→ WHAT THE EXERCISE ASKS: Across the entries that follow, tally every line holding the word "caption" and reply with the count alone.

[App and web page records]
========================================

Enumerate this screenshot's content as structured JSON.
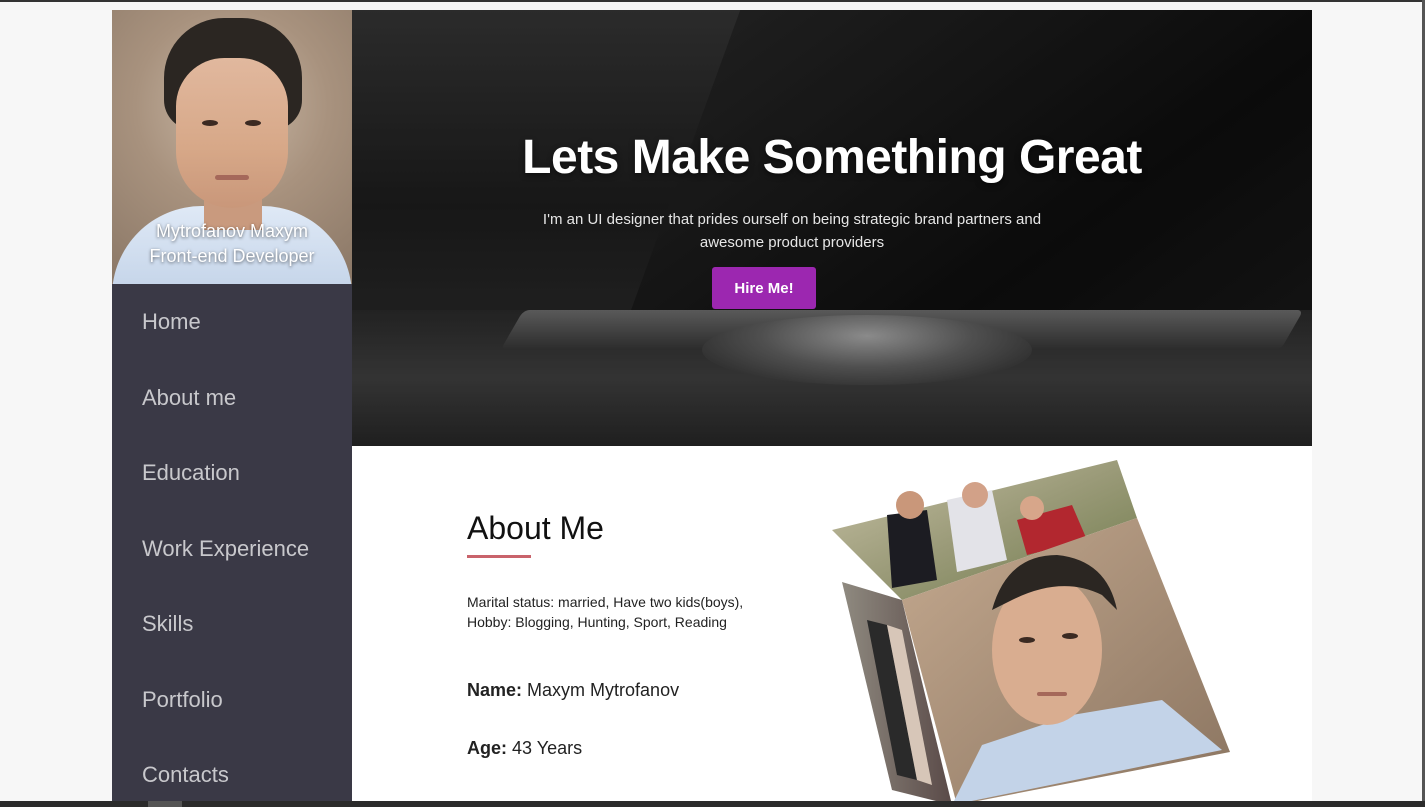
{
  "profile": {
    "name": "Mytrofanov Maxym",
    "role": "Front-end Developer"
  },
  "nav": {
    "items": [
      {
        "label": "Home"
      },
      {
        "label": "About me"
      },
      {
        "label": "Education"
      },
      {
        "label": "Work Experience"
      },
      {
        "label": "Skills"
      },
      {
        "label": "Portfolio"
      },
      {
        "label": "Contacts"
      }
    ]
  },
  "hero": {
    "title": "Lets Make Something Great",
    "intro": "I'm an UI designer that prides ourself on being strategic brand partners and awesome product providers",
    "button_label": "Hire Me!"
  },
  "about": {
    "heading": "About Me",
    "bio_line1": "Marital status: married, Have two kids(boys),",
    "bio_line2": "Hobby: Blogging, Hunting, Sport, Reading",
    "name_label": "Name:",
    "name_value": "Maxym Mytrofanov",
    "age_label": "Age:",
    "age_value": "43 Years"
  },
  "colors": {
    "sidebar_bg": "#3a3946",
    "accent_button": "#9c27b0",
    "heading_underline": "#c9636b"
  }
}
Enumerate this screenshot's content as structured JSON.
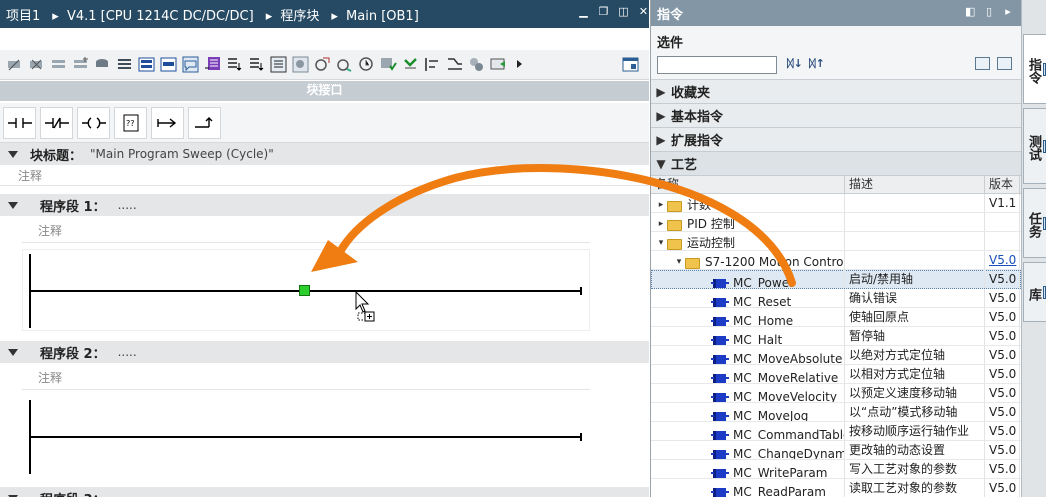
{
  "editor": {
    "breadcrumb": [
      "项目1",
      "V4.1 [CPU 1214C DC/DC/DC]",
      "程序块",
      "Main [OB1]"
    ],
    "block_interface_label": "块接口",
    "ladder_buttons": [
      "⊣⊢",
      "⊣/⊢",
      "–( )–",
      "??",
      "↦",
      "↗"
    ],
    "block_title_label": "块标题：",
    "block_title_value": "\"Main Program Sweep (Cycle)\"",
    "block_comment": "注释",
    "networks": [
      {
        "label": "程序段 1：",
        "dots": ".....",
        "comment": "注释"
      },
      {
        "label": "程序段 2：",
        "dots": ".....",
        "comment": "注释"
      },
      {
        "label": "程序段 3：",
        "dots": "....."
      }
    ]
  },
  "panel": {
    "title": "指令",
    "options_label": "选件",
    "search_value": "",
    "panes": [
      {
        "label": "收藏夹",
        "expanded": false
      },
      {
        "label": "基本指令",
        "expanded": false
      },
      {
        "label": "扩展指令",
        "expanded": false
      },
      {
        "label": "工艺",
        "expanded": true
      }
    ],
    "columns": [
      "名称",
      "描述",
      "版本"
    ],
    "rows": [
      {
        "name": "计数",
        "desc": "",
        "ver": "V1.1",
        "level": 0,
        "type": "folder",
        "expander": "▸"
      },
      {
        "name": "PID 控制",
        "desc": "",
        "ver": "",
        "level": 0,
        "type": "folder",
        "expander": "▸"
      },
      {
        "name": "运动控制",
        "desc": "",
        "ver": "",
        "level": 0,
        "type": "folder",
        "expander": "▾"
      },
      {
        "name": "S7-1200 Motion Control",
        "desc": "",
        "ver": "V5.0",
        "level": 1,
        "type": "folder",
        "expander": "▾",
        "ver_link": true
      },
      {
        "name": "MC_Power",
        "desc": "启动/禁用轴",
        "ver": "V5.0",
        "level": 2,
        "type": "instr",
        "selected": true
      },
      {
        "name": "MC_Reset",
        "desc": "确认错误",
        "ver": "V5.0",
        "level": 2,
        "type": "instr"
      },
      {
        "name": "MC_Home",
        "desc": "使轴回原点",
        "ver": "V5.0",
        "level": 2,
        "type": "instr"
      },
      {
        "name": "MC_Halt",
        "desc": "暂停轴",
        "ver": "V5.0",
        "level": 2,
        "type": "instr"
      },
      {
        "name": "MC_MoveAbsolute",
        "desc": "以绝对方式定位轴",
        "ver": "V5.0",
        "level": 2,
        "type": "instr"
      },
      {
        "name": "MC_MoveRelative",
        "desc": "以相对方式定位轴",
        "ver": "V5.0",
        "level": 2,
        "type": "instr"
      },
      {
        "name": "MC_MoveVelocity",
        "desc": "以预定义速度移动轴",
        "ver": "V5.0",
        "level": 2,
        "type": "instr"
      },
      {
        "name": "MC_MoveJog",
        "desc": "以“点动”模式移动轴",
        "ver": "V5.0",
        "level": 2,
        "type": "instr"
      },
      {
        "name": "MC_CommandTable",
        "desc": "按移动顺序运行轴作业",
        "ver": "V5.0",
        "level": 2,
        "type": "instr"
      },
      {
        "name": "MC_ChangeDynamic",
        "desc": "更改轴的动态设置",
        "ver": "V5.0",
        "level": 2,
        "type": "instr"
      },
      {
        "name": "MC_WriteParam",
        "desc": "写入工艺对象的参数",
        "ver": "V5.0",
        "level": 2,
        "type": "instr"
      },
      {
        "name": "MC_ReadParam",
        "desc": "读取工艺对象的参数",
        "ver": "V5.0",
        "level": 2,
        "type": "instr"
      }
    ]
  },
  "side_tabs": [
    "指令",
    "测试",
    "任务",
    "库"
  ],
  "colors": {
    "title_bar": "#264a63",
    "panel_title": "#8396a6",
    "drag_arrow": "#ef7d12",
    "drop_point": "#2ccf2c"
  }
}
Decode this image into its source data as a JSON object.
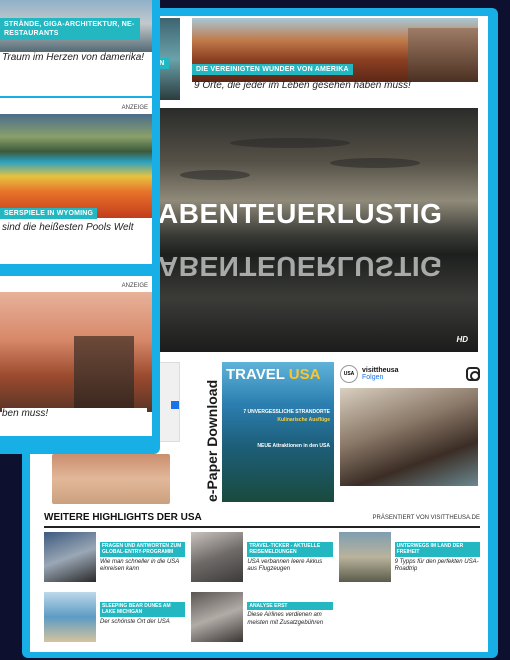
{
  "main": {
    "top_cards": [
      {
        "tag": "AN",
        "caption": ""
      },
      {
        "tag": "DIE VEREINIGTEN WUNDER VON AMERIKA",
        "caption": "9 Orte, die jeder im Leben gesehen haben muss!"
      }
    ],
    "video": {
      "title": "ABENTEUERLUSTIG",
      "badge": "HD"
    },
    "epaper": {
      "label": "e-Paper Download"
    },
    "magazine": {
      "title_main": "TRAVEL",
      "title_accent": "USA",
      "line1": "7 UNVERGESSLICHE STRANDORTE",
      "line2": "Kulinarische Ausflüge",
      "line3": "NEUE Attraktionen in den USA"
    },
    "instagram": {
      "logo": "USA",
      "name": "visittheusa",
      "follow": "Folgen"
    },
    "highlights": {
      "title": "WEITERE HIGHLIGHTS DER USA",
      "sponsor": "PRÄSENTIERT VON VISITTHEUSA.DE",
      "items": [
        {
          "tag": "FRAGEN UND ANTWORTEN ZUM GLOBAL-ENTRY-PROGRAMM",
          "desc": "Wie man schneller in die USA einreisen kann"
        },
        {
          "tag": "TRAVEL-TICKER - AKTUELLE REISEMELDUNGEN",
          "desc": "USA verbannen leere Akkus aus Flugzeugen"
        },
        {
          "tag": "UNTERWEGS IM LAND DER FREIHEIT",
          "desc": "9 Typps für den perfekten USA-Roadtrip"
        },
        {
          "tag": "SLEEPING BEAR DUNES AM LAKE MICHIGAN",
          "desc": "Der schönste Ort der USA"
        },
        {
          "tag": "ANALYSE ERST",
          "desc": "Diese Airlines verdienen am meisten mit Zusatzgebühren"
        }
      ]
    }
  },
  "overlay": {
    "card1": {
      "tag": "STRÄNDE, GIGA-ARCHITEKTUR, NE-RESTAURANTS",
      "caption": "Traum im Herzen von damerika!"
    },
    "card2": {
      "anzeige": "ANZEIGE",
      "tag": "SERSPIELE IN WYOMING",
      "caption": "sind die heißesten Pools Welt"
    },
    "card3": {
      "anzeige": "ANZEIGE",
      "caption": "ben muss!"
    }
  }
}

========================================

→ COMPLETED EXERCISE: 5